In a stunning rebuke of the Obama administration, NASA's James Hansen, one of the world's foremost climate alarmists, called the American Clean Energy and Security Act, the anti-global warming bill that recently passed the House, "less than worthless."
Not only that, he referred to it as a "counterfeit climate bill" that employs a "Ponzi-like 'cap-and-trade' scheme" setting the nation on a "disaster course" as a result of the 219 members of Congress he accused of voting for it without reading it.
As you might have already deduced, Hansen's complaint is that the bill doesn't go far enough to solve what he believes is a looming cataclysm.
But, who cares? It's fun watching the alarmists eat their own, especially as it seems quite unlikely his critique published at the Huffington Post Thursday will get much media coverage (h/t Climate Depot):
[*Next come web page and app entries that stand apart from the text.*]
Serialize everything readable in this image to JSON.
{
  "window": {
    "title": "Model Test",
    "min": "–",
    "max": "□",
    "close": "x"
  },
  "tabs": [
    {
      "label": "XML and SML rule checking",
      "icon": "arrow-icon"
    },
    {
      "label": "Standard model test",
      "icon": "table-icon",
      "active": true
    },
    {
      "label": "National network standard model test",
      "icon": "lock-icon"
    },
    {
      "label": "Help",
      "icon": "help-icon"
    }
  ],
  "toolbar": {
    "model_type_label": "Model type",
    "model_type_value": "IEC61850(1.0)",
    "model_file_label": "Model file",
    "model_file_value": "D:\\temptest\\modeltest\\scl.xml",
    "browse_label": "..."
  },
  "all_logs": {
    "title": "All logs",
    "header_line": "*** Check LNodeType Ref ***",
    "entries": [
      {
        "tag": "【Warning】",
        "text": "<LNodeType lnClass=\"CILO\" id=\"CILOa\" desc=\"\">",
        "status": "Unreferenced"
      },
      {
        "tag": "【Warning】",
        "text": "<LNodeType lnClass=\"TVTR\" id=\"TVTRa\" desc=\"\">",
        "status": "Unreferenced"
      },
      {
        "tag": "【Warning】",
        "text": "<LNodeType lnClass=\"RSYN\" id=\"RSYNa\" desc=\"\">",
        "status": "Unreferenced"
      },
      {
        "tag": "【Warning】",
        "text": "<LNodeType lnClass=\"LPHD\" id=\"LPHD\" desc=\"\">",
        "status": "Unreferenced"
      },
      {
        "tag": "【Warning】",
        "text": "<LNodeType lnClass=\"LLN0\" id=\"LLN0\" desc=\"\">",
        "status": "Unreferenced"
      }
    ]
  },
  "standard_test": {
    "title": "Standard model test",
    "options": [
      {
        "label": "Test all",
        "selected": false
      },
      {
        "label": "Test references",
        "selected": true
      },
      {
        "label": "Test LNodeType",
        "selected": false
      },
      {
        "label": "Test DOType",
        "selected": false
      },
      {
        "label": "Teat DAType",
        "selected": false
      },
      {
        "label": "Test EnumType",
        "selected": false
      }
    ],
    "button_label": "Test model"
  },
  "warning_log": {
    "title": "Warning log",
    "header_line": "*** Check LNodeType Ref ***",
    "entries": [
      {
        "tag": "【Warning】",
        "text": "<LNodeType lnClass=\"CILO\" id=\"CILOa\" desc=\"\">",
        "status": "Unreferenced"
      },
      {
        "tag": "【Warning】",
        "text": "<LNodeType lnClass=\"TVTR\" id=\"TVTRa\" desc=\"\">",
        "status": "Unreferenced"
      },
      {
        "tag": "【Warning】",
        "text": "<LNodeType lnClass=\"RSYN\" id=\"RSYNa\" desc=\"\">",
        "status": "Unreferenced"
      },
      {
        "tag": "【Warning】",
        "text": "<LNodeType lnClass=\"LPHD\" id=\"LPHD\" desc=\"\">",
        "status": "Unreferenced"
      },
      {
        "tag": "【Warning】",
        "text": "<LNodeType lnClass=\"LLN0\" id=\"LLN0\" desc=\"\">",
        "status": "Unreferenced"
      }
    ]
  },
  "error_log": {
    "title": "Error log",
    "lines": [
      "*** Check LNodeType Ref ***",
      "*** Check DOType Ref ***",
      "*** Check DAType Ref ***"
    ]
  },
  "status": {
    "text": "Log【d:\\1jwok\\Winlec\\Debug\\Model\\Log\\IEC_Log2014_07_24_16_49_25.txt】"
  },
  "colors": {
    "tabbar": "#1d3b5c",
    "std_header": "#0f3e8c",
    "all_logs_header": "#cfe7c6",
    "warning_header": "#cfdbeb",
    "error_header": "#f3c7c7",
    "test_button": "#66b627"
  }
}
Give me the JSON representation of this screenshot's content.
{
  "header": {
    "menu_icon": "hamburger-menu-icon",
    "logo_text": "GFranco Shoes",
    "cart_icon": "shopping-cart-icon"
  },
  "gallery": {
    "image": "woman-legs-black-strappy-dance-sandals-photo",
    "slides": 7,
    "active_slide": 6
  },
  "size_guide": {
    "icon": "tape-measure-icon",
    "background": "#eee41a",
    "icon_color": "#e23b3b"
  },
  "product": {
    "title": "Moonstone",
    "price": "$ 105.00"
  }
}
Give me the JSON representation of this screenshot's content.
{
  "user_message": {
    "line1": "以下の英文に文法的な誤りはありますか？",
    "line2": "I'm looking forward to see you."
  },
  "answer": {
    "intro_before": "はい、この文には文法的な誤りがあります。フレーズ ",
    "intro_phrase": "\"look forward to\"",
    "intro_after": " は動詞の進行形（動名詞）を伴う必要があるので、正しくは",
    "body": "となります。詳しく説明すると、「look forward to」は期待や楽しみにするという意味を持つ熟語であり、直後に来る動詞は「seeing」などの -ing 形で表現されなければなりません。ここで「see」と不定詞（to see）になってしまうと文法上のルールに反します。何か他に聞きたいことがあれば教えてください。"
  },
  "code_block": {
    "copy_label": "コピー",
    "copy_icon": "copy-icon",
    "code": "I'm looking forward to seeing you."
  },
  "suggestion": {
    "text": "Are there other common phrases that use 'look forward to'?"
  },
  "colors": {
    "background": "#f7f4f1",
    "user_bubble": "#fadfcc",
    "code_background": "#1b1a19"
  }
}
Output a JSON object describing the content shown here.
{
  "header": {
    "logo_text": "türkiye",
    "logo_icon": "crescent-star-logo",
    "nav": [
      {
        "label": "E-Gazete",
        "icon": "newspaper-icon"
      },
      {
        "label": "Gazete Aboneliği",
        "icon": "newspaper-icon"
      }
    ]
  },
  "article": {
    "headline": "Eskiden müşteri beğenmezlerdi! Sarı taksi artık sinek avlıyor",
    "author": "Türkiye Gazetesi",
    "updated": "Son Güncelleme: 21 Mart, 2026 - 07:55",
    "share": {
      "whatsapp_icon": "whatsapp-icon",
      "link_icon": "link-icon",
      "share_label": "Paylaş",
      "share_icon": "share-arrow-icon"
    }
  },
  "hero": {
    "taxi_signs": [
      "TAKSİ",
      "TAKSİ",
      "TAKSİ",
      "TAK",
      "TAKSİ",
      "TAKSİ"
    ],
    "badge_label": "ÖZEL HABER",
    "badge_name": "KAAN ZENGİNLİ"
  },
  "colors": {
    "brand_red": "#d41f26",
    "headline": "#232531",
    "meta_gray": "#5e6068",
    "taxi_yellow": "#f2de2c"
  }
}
It didn't take long for the counterfeit climate bill known as Waxman-Markey to push back against President Obama's agenda. As the president was arriving in Italy for his first Group of Eight summit, the New York Times was reporting that efforts to close ranks on global warming between the G-8 and the emerging economies had already tanked... [...]
With a workable climate bill in his pocket, President Obama might have been able to begin building that global consensus in Italy. Instead, it looks as if the delegates from other nations may have done what 219 U.S. House members who voted up Waxman-Markey last month did not: critically read the 1,400-page American Clean Energy and Security Act of 2009 and deduce that it's no more fit to rescue our climate than a V-2 rocket was to land a man on the moon. [...]
For all its "green" aura, Waxman-Markey locks in fossil fuel business-as-usual and garlands it with a Ponzi-like "cap-and-trade" scheme. [...]
The fact is that the climate course set by Waxman-Markey is a disaster course. Their bill is an astoundingly inefficient way to get a tiny reduction of emissions. It's less than worthless, because it will delay by at least a decade starting on a path that is fundamentally sound from the standpoints of both economics and climate preservation.
Think you'll be hearing much about his views on this bill now that it's moved to the Senate?
No...I don't either.